This summer at Caramoor, Will Crutchfield (not pictured) will conduct two Verdi operas written for the Paris Opéra. Read more »
Richard Wagner told Cosima he first got the idea of composing an opera about Tristan and Isolde while he was conducting Bellini’s I Capuleti e i Montecchi starring his muse, Wilhelmine Schröder-Devrient, in the trouser role of Romeo.
Wagner said lots of stuff. Whether this bit was true or not, it was Wagner’s high opinion of Bellini (especially Norma, of course) that kept the man in the repertory outside of Italy through the dark years of verismo and Gesamtkünstwerk. Happily, the two men never met; Wagner would have tried to borrow money and you know how that would have turned out. Read more »
By the time Rossini was 20, he had produced six operas, most of them brief, comic and slight. He admitted to admiring Mozart (not then well known south of the Alps), but the melodies of his early works show more of the influence of Paisiello. There is, however, already something substantially new and Rossinian about the early operas, and by the time he was twenty-one, in 1813, he had made himself famous all over the kingdom of Italy (that is to say, between Naples and the Alps) with the grand opera Tancredi and the comic L’Italiana in Algeri. Read more »
Repertory for “Bel Canto at Caramoor” 2011: H.M.S. Pinafore and Guillaume Tell.
The Post decided to pass on a review of the Caramoor Maria di Rohan (July 24), but the presentation is definitely worth a mention and some discussion, so let’s take it to parterre.

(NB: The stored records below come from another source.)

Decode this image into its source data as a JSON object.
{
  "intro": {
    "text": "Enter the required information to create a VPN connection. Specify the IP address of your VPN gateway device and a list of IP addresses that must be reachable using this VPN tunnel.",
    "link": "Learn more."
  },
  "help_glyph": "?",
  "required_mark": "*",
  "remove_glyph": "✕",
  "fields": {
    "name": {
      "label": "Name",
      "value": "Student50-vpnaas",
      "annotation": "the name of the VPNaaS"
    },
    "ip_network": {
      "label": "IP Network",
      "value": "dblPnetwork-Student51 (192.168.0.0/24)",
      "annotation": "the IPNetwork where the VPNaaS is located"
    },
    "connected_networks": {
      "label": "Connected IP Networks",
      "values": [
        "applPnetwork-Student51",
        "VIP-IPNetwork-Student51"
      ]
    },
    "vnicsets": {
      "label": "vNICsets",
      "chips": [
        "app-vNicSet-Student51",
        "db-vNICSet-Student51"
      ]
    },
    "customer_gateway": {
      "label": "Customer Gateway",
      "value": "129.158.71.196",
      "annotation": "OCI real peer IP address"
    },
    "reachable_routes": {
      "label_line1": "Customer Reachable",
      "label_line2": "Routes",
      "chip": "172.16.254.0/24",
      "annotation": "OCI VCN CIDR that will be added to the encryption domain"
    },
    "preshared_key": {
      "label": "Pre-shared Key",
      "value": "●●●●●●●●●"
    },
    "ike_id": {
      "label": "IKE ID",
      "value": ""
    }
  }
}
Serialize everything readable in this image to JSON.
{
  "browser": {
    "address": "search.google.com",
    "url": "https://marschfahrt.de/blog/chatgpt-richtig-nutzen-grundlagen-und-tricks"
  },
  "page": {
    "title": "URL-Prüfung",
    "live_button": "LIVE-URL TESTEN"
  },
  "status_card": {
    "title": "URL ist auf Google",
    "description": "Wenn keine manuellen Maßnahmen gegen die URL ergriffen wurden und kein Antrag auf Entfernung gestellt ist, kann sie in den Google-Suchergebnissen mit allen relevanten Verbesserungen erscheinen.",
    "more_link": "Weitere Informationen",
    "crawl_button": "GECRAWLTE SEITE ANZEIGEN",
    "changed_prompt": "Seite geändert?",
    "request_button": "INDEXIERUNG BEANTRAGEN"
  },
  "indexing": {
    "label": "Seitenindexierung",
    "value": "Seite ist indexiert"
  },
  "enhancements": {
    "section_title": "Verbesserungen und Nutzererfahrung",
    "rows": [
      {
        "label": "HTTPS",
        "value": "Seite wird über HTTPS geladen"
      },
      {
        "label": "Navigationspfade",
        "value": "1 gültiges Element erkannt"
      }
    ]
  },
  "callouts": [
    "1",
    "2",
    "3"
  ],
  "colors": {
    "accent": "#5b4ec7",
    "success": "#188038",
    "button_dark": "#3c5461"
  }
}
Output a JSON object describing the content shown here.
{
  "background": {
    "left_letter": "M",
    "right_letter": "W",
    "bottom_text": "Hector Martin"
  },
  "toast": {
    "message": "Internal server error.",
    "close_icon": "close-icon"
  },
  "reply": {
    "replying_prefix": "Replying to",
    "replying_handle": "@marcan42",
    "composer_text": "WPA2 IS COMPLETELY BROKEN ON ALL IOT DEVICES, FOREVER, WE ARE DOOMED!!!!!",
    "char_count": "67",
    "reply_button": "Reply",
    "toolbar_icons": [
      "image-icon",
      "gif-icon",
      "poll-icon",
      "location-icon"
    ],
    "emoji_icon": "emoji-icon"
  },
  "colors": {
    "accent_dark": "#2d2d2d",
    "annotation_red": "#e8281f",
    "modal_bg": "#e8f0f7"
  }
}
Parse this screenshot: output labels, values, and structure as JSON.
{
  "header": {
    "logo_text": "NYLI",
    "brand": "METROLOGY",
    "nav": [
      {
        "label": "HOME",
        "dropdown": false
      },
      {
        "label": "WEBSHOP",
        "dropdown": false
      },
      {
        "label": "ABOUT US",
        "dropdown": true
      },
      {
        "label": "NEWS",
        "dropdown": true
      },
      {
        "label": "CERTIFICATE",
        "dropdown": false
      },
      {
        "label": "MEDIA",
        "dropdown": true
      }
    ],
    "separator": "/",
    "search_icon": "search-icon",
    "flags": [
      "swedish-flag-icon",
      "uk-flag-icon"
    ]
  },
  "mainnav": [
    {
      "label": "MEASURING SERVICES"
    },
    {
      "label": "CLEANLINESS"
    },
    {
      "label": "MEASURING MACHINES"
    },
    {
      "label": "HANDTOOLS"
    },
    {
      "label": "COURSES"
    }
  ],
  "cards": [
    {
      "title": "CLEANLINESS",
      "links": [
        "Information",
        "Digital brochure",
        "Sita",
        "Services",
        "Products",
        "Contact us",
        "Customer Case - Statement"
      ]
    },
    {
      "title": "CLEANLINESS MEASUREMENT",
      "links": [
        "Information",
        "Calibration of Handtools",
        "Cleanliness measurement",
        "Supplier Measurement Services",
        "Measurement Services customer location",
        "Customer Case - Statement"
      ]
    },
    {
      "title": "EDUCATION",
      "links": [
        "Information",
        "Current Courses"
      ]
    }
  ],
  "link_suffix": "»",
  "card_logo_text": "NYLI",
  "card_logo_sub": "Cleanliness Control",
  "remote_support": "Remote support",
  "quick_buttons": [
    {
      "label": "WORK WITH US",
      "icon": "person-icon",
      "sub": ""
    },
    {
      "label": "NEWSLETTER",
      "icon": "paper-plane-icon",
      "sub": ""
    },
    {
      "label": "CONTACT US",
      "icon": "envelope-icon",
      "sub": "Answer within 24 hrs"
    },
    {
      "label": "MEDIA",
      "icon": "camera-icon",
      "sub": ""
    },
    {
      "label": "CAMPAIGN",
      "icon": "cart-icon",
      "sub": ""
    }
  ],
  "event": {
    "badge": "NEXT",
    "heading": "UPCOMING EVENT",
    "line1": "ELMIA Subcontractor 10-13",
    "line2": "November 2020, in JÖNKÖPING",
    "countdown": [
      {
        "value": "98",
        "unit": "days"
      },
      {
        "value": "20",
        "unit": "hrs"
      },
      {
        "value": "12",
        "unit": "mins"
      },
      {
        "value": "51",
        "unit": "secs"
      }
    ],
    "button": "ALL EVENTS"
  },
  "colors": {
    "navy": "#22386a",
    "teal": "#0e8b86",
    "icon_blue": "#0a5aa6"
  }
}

What impressed La Cieca at the Caramoor concert of Semiramide on Friday was not so much the quality of the performance (though that was on a solidly high level) but the magnificence of the work itself. This magnificence stands out now in even greater relief after the comparison with Les Huguenots later in the weekend.